A majority of Americans (67%) did not believe that the Supreme Court would actually overturn Roe v. Wade before Justice Samuel Alito’s draft SCOTUS opinion leaked in early May. While that number quickly fell to 29% and people across the country began calling for laws that respect the dignity and human rights of women, the anticipated SCOTUS decision and the increasing number of states hostile to abortion reflect the justification frame of the abortion debate in the United States. This frame distorts the public conversation about abortion and continues to deeply harm the well-being of women in our country.

The justification frame fixates on the wrong question: Is abortion right or wrong? This transforms a deeply contextual moral question into an abstract thought exercise. In so doing, it distracts us from the real moral questions that women consider when faced with an unplanned or problem pregnancy.

Abortion decisions are not made in abstract spaces where people win points for how well they frame an argument for the moral rightness or wrongness of their position. Abortion decisions are made within the context of concrete, individual lives shaped by complex and sometimes competing moral obligations.

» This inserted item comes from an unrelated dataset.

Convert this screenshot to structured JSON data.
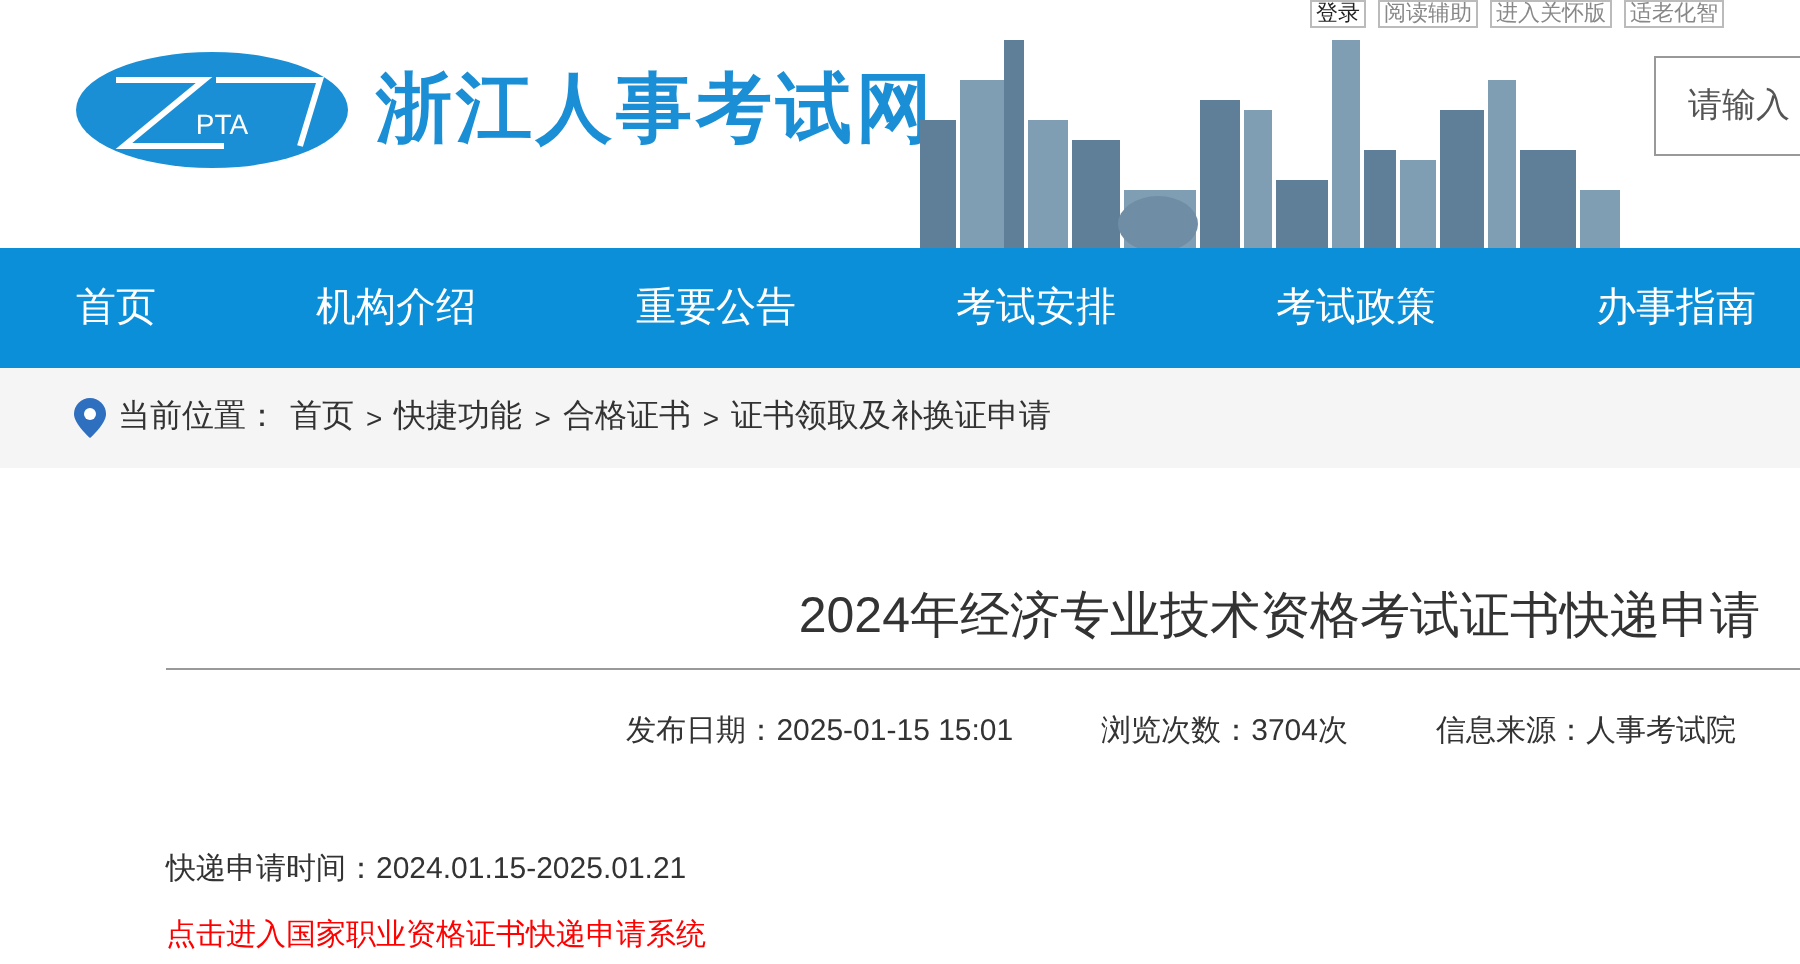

The circumstances are always unique, and given that the U.S. has the highest maternal mortality rate in the developed world and the rate for Black women in the U.S. is three times that of white women, Americans should recognize that the decision to continue or end a pregnancy can only rightly be made by the pregnant person.

The justification frame also causes deep harm to pregnant people by creating atmospheres of shame and judgment that stigmatize people who have abortions or even those who consider the possibility. The insidious nature of abortion stigma has erased the voices and experiences of real women from our public narrative, because too few people are willing to risk the very real threat to life and livelihood this stigma poses.

Stereotypes of women who have abortions have filled the void of untold stories. The resulting caricatures reflect the racist and classist sentiments that undergird the justification paradigm and often focus on the imagined sexual behavior, selfishness and indolence of the imagined abortion patient. Justification positions and promotes abortion as deviant behavior.

However, given that nearly one-quarter of American women will at some point have an abortion, it is actually a quite normal part of managing fertility, a season of a woman’s life that can last between 35 and 40 years. The outsize focus on abortion functions to divert our attention and resources from a host of other reproductive issues and concerns that span those years.

Rejecting the justification frame for abortion requires us to replace it with a more life-giving and morally nuanced one. Over the past dozen years, I have learned a great deal from the reproductive justice (or RJ) movement about new ways to think, talk and advocate for the bodies, lives and wholeness of people as they move through their reproductive years.

The RJ movement was born in 1994 when a group of 12 Black women gathered at a conference seeking to reform the Clinton health care plan and shared their concerns about the inadequacy of the white feminist-dominated conversations about abortion, with their tendency to focus on abortion rights. As they talked together and shared stories of their communities, their social movements and their own lives, they agreed that while rights are important and abortion rights are needed, those rights aren’t enough. What good is a right if you are not able to exercise it?

They agreed that abortion needs to be legal, but argued that the reproductive health and well-being of women required attention to more than just legal access. After all, what happens if you don’t have enough money for the procedure or you will lose your job if you take off work to go to the clinic? And even more importantly, what happens after your children are born?

Can women find affordable housing where they can raise their children? Can they choose communities where their children can grow up safe from gun violence or immigration raids? Or what about women who struggle with infertility but don’t have health insurance? Or women and children who live with incest or domestic violence? All of these are part of women’s reproductive lives, and they have nothing to do with the legal right to access abortion.

Their call became one for reproductive rights as well as social justice. Through their work together with and for their communities, they created the new framework of reproductive justice to shape a better and more effective public conversation about women’s reproductive health and lives that includes abortion but encompasses so much more.

RJ focuses on four principles:

  • the right to not have a child
  • the right to have a child
  • the right to parent in safe, sustainable communities
  • the right to maintain personal bodily autonomy

Because reproductive justice fundamentally rejects patriarchy and white supremacy and the way in which those ideologies colonize and police moral norms and expectations, it offers a better way to talk about reproductive health and decision making. As a framework for public discourse, RJ recognizes both that abortion is a serious moral question and that women are capable of making serious moral decisions about our bodies and our lives.

When we begin our conversation from the perspective of reproductive justice, we can recognize that healthy and thriving women are necessary for healthy and thriving families. We can see that reproductive justice requires that women who have babies feel emotionally, physically and financially able and ready to care for children and raise families.

When we remember that parenting is a sacred gift, then it is easier to recognize that our public discussion around limiting women’s access to abortion is really a conversation about forced pregnancy and childbirth.

The final article in this series will provide information for how faith communities can become part of a growing network of SACReD congregations focused on promoting reproductive justice.